In the 19th century, the art of Russian silversmiths reached its peak. The latest achievements of technology were added to manual labor, manufactories appeared, which put the production of household items on the stream. The European fashion for silver quickly spread in Russia it was used to make table sets, massive fountains and refrigerators for wine, sets of candelabra for lighting, accessories and ladies’ little things.
The list of outstanding manufacturers and craftsmen of the 19th century includes:
- the Sazikov jewelry company;
- Carl Faberge; I.P. Khlebnikov’s company;
- Fedor Rückert; Pavel Ovchinnikov;
- Ivan Gubkin;
- firm “Brothers Grachev”.
The products of the first half of the century are distinguished by their expressiveness and laconicism. The craftsmen combined smooth, polished surfaces with embossed ornaments, decorating the items with floral patterns in high detail. The production of the Sazikov dynasty manufactory, designed in the “Russian style”, brought a resounding glory to the Russian jewelry art. Sculptural compositions on the theme of Russian history and scenes from peasant life enjoyed great success at international exhibitions. Russian craftsmen have reached such a high level in working with enamel coatings that individual elements of jewelry items were brought from France to the manufactories of Ovchinnikov, Khlebnikov, and the Grachev brothers. The capital’s jeweler Pavel Ovchinnikov managed to recreate the long-lost art of filigree enamel and master the stained glass technique.
Faberge cutlery was in great demand among the nobility factories in Moscow and St. Petersburg were inundated with orders. The best silversmith of the firm was Julius-Alexander Rappoport. In his workshop, a wide variety of things were made from table writing instruments and cigarette cases to ceremonial sets and intricate decorations for the dining table. The skill of the jeweler can be judged by the decanter he created in the form of a figurine of a beaver masterfully executed chasing gives the full feeling that the animal’s fur is soft to the touch.

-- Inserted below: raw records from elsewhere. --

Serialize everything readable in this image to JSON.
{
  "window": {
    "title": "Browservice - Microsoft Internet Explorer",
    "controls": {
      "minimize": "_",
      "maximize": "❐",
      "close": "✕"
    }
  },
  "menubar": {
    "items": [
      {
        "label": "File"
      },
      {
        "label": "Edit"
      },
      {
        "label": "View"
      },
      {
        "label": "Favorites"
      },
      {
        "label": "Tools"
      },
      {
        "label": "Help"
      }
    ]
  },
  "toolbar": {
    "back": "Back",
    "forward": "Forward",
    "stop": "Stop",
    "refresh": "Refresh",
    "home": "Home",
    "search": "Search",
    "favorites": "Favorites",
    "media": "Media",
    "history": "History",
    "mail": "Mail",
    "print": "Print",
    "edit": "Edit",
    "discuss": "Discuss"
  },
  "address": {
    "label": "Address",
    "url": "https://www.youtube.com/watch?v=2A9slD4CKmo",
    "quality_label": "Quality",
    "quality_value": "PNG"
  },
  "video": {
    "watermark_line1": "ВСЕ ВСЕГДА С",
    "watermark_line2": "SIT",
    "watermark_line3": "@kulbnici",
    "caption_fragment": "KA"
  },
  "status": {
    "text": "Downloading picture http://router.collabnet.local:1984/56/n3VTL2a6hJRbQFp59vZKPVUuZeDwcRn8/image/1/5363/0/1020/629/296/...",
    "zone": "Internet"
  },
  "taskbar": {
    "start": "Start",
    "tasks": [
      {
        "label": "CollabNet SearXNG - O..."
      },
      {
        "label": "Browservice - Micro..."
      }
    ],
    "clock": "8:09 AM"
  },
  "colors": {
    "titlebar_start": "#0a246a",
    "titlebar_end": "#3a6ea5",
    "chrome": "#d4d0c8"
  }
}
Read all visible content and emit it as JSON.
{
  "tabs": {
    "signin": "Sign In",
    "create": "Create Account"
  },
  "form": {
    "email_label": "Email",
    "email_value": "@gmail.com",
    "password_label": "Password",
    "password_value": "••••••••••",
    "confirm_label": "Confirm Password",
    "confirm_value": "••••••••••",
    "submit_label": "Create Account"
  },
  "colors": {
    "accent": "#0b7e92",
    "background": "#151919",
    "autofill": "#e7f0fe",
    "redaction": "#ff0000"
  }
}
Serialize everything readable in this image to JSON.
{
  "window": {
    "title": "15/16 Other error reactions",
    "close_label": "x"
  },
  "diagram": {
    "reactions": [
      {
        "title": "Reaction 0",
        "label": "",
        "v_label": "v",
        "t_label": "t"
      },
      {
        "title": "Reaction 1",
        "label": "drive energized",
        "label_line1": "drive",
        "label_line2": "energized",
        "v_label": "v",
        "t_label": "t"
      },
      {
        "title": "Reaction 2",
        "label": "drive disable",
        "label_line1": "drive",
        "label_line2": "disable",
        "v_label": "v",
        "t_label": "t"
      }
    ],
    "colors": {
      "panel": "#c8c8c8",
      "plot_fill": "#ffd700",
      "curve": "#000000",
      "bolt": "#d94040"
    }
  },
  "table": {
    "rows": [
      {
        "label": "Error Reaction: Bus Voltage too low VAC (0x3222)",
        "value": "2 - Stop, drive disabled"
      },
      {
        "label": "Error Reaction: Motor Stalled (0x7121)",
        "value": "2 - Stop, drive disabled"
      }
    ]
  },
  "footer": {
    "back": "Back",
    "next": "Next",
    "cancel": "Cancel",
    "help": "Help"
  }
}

The decline of pre-revolutionary jewelry art
The February events of 1917 forced many aristocrats to emigrate, which led to the closure of some of the workshops. The October Revolution finally destroyed wealthy customers, and robberies forced the overwhelming majority of jewelers to flee to Europe.
In 1918, searches began in large and small workshops, revolutionary sailors took away everything that looked like gold, silver and precious stones. A huge amount of jewelry was sold abroad, and the proceeds went to fan the world revolution. The commission set up by the Bolshevik government did not understand the artistic value of 19th century silver items. The masterpieces of Sazikov, Faberge, Ovchinnikov and Khlebnikov were not melted down only because it was unprofitable.
Many items of museum value from private collections were presented to the Red Guards as a reward for military service. In the 1920s, a store was opened in Leningrad, where they traded in palace property like old junk in an effort to help out at least some money for it. As a result, from the legacy of Faberge, which numbered about one hundred thousand items, no more than six hundred items remained in the homeland.